──────── Materials provided

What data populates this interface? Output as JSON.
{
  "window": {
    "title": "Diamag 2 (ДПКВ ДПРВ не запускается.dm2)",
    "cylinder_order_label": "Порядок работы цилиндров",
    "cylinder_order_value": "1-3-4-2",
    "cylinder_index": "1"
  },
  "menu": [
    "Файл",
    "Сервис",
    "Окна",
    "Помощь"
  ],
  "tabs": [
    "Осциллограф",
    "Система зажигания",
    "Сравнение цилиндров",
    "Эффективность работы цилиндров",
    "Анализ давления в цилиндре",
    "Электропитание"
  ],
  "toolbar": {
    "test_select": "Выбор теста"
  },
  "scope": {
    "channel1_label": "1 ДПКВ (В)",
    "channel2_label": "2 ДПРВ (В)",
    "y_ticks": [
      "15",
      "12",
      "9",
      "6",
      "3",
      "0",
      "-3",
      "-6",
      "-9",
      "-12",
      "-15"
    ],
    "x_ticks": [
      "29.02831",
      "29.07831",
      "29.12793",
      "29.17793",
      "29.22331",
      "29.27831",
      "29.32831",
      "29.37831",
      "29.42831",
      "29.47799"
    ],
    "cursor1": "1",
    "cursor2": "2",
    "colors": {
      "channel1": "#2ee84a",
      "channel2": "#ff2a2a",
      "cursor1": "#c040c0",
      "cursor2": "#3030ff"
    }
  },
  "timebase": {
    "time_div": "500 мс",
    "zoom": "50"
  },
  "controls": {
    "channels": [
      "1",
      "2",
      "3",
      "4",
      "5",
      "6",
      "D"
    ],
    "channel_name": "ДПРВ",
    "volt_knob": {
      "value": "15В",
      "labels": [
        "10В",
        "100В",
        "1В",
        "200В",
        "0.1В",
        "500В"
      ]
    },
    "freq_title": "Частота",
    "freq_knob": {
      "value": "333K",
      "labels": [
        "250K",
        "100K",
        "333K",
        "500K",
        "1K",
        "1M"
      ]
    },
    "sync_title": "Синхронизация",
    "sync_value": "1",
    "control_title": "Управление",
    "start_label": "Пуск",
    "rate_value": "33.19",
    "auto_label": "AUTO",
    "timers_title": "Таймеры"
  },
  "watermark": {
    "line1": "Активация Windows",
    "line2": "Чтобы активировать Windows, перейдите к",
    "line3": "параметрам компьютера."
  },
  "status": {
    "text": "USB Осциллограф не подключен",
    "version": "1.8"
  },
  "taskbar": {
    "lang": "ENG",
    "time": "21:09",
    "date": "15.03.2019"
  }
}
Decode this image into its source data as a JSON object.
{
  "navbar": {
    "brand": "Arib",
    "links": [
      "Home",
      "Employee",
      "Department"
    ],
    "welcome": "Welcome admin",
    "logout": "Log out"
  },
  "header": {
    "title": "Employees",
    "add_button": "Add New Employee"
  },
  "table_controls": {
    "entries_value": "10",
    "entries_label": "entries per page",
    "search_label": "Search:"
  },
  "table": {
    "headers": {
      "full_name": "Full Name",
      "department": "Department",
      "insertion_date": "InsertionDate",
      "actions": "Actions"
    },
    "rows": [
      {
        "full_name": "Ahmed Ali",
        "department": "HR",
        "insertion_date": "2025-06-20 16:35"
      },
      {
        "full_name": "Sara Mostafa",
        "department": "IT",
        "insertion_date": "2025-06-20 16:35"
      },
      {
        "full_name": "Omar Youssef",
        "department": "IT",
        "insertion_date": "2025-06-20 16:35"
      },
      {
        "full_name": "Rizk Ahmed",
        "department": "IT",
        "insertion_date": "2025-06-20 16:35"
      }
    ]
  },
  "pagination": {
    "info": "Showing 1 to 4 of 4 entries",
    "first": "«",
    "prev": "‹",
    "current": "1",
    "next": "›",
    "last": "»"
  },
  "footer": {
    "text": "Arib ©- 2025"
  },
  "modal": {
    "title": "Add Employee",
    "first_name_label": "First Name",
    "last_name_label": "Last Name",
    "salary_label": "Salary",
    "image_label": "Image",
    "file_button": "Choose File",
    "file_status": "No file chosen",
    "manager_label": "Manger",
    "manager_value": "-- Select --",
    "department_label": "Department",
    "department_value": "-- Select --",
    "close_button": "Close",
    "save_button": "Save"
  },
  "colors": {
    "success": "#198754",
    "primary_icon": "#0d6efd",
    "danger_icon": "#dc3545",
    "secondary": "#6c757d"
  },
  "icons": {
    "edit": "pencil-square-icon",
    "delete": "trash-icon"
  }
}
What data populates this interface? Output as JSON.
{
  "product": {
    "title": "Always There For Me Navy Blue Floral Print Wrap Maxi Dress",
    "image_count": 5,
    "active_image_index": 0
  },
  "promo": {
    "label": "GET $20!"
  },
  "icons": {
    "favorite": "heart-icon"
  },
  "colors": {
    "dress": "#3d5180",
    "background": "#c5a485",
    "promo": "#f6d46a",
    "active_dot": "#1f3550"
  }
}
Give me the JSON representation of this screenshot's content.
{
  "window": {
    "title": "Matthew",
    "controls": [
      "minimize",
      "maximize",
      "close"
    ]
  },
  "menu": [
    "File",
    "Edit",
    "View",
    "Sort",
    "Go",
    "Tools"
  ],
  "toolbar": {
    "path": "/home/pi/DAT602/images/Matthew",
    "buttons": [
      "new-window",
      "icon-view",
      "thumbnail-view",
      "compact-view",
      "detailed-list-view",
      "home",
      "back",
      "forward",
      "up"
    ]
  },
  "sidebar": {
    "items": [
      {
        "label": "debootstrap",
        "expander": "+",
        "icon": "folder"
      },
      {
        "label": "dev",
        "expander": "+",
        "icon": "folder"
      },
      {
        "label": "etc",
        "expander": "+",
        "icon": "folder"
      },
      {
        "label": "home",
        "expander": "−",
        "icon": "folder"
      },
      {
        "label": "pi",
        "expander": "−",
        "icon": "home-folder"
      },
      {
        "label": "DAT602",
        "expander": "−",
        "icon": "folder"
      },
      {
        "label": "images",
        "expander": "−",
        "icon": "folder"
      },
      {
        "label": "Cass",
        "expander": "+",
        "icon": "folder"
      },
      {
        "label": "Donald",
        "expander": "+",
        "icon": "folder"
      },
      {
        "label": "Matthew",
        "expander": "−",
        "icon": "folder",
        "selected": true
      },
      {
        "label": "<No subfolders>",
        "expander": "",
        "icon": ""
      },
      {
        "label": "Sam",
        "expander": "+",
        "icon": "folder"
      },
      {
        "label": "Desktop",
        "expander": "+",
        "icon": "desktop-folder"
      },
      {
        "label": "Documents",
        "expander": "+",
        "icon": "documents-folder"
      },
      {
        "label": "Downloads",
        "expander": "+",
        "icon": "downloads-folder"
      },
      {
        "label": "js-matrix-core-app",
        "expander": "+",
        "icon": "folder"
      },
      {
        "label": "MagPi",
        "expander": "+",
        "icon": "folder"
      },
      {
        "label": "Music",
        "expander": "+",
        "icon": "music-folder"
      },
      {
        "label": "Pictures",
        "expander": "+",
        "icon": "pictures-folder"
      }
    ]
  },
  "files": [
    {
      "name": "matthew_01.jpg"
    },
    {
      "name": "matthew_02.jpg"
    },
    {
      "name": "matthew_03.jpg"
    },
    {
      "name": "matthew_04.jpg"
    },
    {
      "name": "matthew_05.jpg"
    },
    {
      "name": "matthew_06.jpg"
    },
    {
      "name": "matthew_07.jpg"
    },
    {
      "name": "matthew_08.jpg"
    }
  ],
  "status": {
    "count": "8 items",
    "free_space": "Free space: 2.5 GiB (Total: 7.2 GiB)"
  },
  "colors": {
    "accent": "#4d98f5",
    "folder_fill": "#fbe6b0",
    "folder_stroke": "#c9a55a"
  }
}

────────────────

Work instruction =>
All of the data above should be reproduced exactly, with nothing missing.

Result =>
What data populates this interface? Output as JSON.
{
  "window": {
    "title": "Diamag 2 (ДПКВ ДПРВ не запускается.dm2)",
    "cylinder_order_label": "Порядок работы цилиндров",
    "cylinder_order_value": "1-3-4-2",
    "cylinder_index": "1"
  },
  "menu": [
    "Файл",
    "Сервис",
    "Окна",
    "Помощь"
  ],
  "tabs": [
    "Осциллограф",
    "Система зажигания",
    "Сравнение цилиндров",
    "Эффективность работы цилиндров",
    "Анализ давления в цилиндре",
    "Электропитание"
  ],
  "toolbar": {
    "test_select": "Выбор теста"
  },
  "scope": {
    "channel1_label": "1 ДПКВ (В)",
    "channel2_label": "2 ДПРВ (В)",
    "y_ticks": [
      "15",
      "12",
      "9",
      "6",
      "3",
      "0",
      "-3",
      "-6",
      "-9",
      "-12",
      "-15"
    ],
    "x_ticks": [
      "29.02831",
      "29.07831",
      "29.12793",
      "29.17793",
      "29.22331",
      "29.27831",
      "29.32831",
      "29.37831",
      "29.42831",
      "29.47799"
    ],
    "cursor1": "1",
    "cursor2": "2",
    "colors": {
      "channel1": "#2ee84a",
      "channel2": "#ff2a2a",
      "cursor1": "#c040c0",
      "cursor2": "#3030ff"
    }
  },
  "timebase": {
    "time_div": "500 мс",
    "zoom": "50"
  },
  "controls": {
    "channels": [
      "1",
      "2",
      "3",
      "4",
      "5",
      "6",
      "D"
    ],
    "channel_name": "ДПРВ",
    "volt_knob": {
      "value": "15В",
      "labels": [
        "10В",
        "100В",
        "1В",
        "200В",
        "0.1В",
        "500В"
      ]
    },
    "freq_title": "Частота",
    "freq_knob": {
      "value": "333K",
      "labels": [
        "250K",
        "100K",
        "333K",
        "500K",
        "1K",
        "1M"
      ]
    },
    "sync_title": "Синхронизация",
    "sync_value": "1",
    "control_title": "Управление",
    "start_label": "Пуск",
    "rate_value": "33.19",
    "auto_label": "AUTO",
    "timers_title": "Таймеры"
  },
  "watermark": {
    "line1": "Активация Windows",
    "line2": "Чтобы активировать Windows, перейдите к",
    "line3": "параметрам компьютера."
  },
  "status": {
    "text": "USB Осциллограф не подключен",
    "version": "1.8"
  },
  "taskbar": {
    "lang": "ENG",
    "time": "21:09",
    "date": "15.03.2019"
  }
}
Decode this image into its source data as a JSON object.
{
  "navbar": {
    "brand": "Arib",
    "links": [
      "Home",
      "Employee",
      "Department"
    ],
    "welcome": "Welcome admin",
    "logout": "Log out"
  },
  "header": {
    "title": "Employees",
    "add_button": "Add New Employee"
  },
  "table_controls": {
    "entries_value": "10",
    "entries_label": "entries per page",
    "search_label": "Search:"
  },
  "table": {
    "headers": {
      "full_name": "Full Name",
      "department": "Department",
      "insertion_date": "InsertionDate",
      "actions": "Actions"
    },
    "rows": [
      {
        "full_name": "Ahmed Ali",
        "department": "HR",
        "insertion_date": "2025-06-20 16:35"
      },
      {
        "full_name": "Sara Mostafa",
        "department": "IT",
        "insertion_date": "2025-06-20 16:35"
      },
      {
        "full_name": "Omar Youssef",
        "department": "IT",
        "insertion_date": "2025-06-20 16:35"
      },
      {
        "full_name": "Rizk Ahmed",
        "department": "IT",
        "insertion_date": "2025-06-20 16:35"
      }
    ]
  },
  "pagination": {
    "info": "Showing 1 to 4 of 4 entries",
    "first": "«",
    "prev": "‹",
    "current": "1",
    "next": "›",
    "last": "»"
  },
  "footer": {
    "text": "Arib ©- 2025"
  },
  "modal": {
    "title": "Add Employee",
    "first_name_label": "First Name",
    "last_name_label": "Last Name",
    "salary_label": "Salary",
    "image_label": "Image",
    "file_button": "Choose File",
    "file_status": "No file chosen",
    "manager_label": "Manger",
    "manager_value": "-- Select --",
    "department_label": "Department",
    "department_value": "-- Select --",
    "close_button": "Close",
    "save_button": "Save"
  },
  "colors": {
    "success": "#198754",
    "primary_icon": "#0d6efd",
    "danger_icon": "#dc3545",
    "secondary": "#6c757d"
  },
  "icons": {
    "edit": "pencil-square-icon",
    "delete": "trash-icon"
  }
}
What data populates this interface? Output as JSON.
{
  "product": {
    "title": "Always There For Me Navy Blue Floral Print Wrap Maxi Dress",
    "image_count": 5,
    "active_image_index": 0
  },
  "promo": {
    "label": "GET $20!"
  },
  "icons": {
    "favorite": "heart-icon"
  },
  "colors": {
    "dress": "#3d5180",
    "background": "#c5a485",
    "promo": "#f6d46a",
    "active_dot": "#1f3550"
  }
}
Give me the JSON representation of this screenshot's content.
{
  "window": {
    "title": "Matthew",
    "controls": [
      "minimize",
      "maximize",
      "close"
    ]
  },
  "menu": [
    "File",
    "Edit",
    "View",
    "Sort",
    "Go",
    "Tools"
  ],
  "toolbar": {
    "path": "/home/pi/DAT602/images/Matthew",
    "buttons": [
      "new-window",
      "icon-view",
      "thumbnail-view",
      "compact-view",
      "detailed-list-view",
      "home",
      "back",
      "forward",
      "up"
    ]
  },
  "sidebar": {
    "items": [
      {
        "label": "debootstrap",
        "expander": "+",
        "icon": "folder"
      },
      {
        "label": "dev",
        "expander": "+",
        "icon": "folder"
      },
      {
        "label": "etc",
        "expander": "+",
        "icon": "folder"
      },
      {
        "label": "home",
        "expander": "−",
        "icon": "folder"
      },
      {
        "label": "pi",
        "expander": "−",
        "icon": "home-folder"
      },
      {
        "label": "DAT602",
        "expander": "−",
        "icon": "folder"
      },
      {
        "label": "images",
        "expander": "−",
        "icon": "folder"
      },
      {
        "label": "Cass",
        "expander": "+",
        "icon": "folder"
      },
      {
        "label": "Donald",
        "expander": "+",
        "icon": "folder"
      },
      {
        "label": "Matthew",
        "expander": "−",
        "icon": "folder",
        "selected": true
      },
      {
        "label": "<No subfolders>",
        "expander": "",
        "icon": ""
      },
      {
        "label": "Sam",
        "expander": "+",
        "icon": "folder"
      },
      {
        "label": "Desktop",
        "expander": "+",
        "icon": "desktop-folder"
      },
      {
        "label": "Documents",
        "expander": "+",
        "icon": "documents-folder"
      },
      {
        "label": "Downloads",
        "expander": "+",
        "icon": "downloads-folder"
      },
      {
        "label": "js-matrix-core-app",
        "expander": "+",
        "icon": "folder"
      },
      {
        "label": "MagPi",
        "expander": "+",
        "icon": "folder"
      },
      {
        "label": "Music",
        "expander": "+",
        "icon": "music-folder"
      },
      {
        "label": "Pictures",
        "expander": "+",
        "icon": "pictures-folder"
      }
    ]
  },
  "files": [
    {
      "name": "matthew_01.jpg"
    },
    {
      "name": "matthew_02.jpg"
    },
    {
      "name": "matthew_03.jpg"
    },
    {
      "name": "matthew_04.jpg"
    },
    {
      "name": "matthew_05.jpg"
    },
    {
      "name": "matthew_06.jpg"
    },
    {
      "name": "matthew_07.jpg"
    },
    {
      "name": "matthew_08.jpg"
    }
  ],
  "status": {
    "count": "8 items",
    "free_space": "Free space: 2.5 GiB (Total: 7.2 GiB)"
  },
  "colors": {
    "accent": "#4d98f5",
    "folder_fill": "#fbe6b0",
    "folder_stroke": "#c9a55a"
  }
}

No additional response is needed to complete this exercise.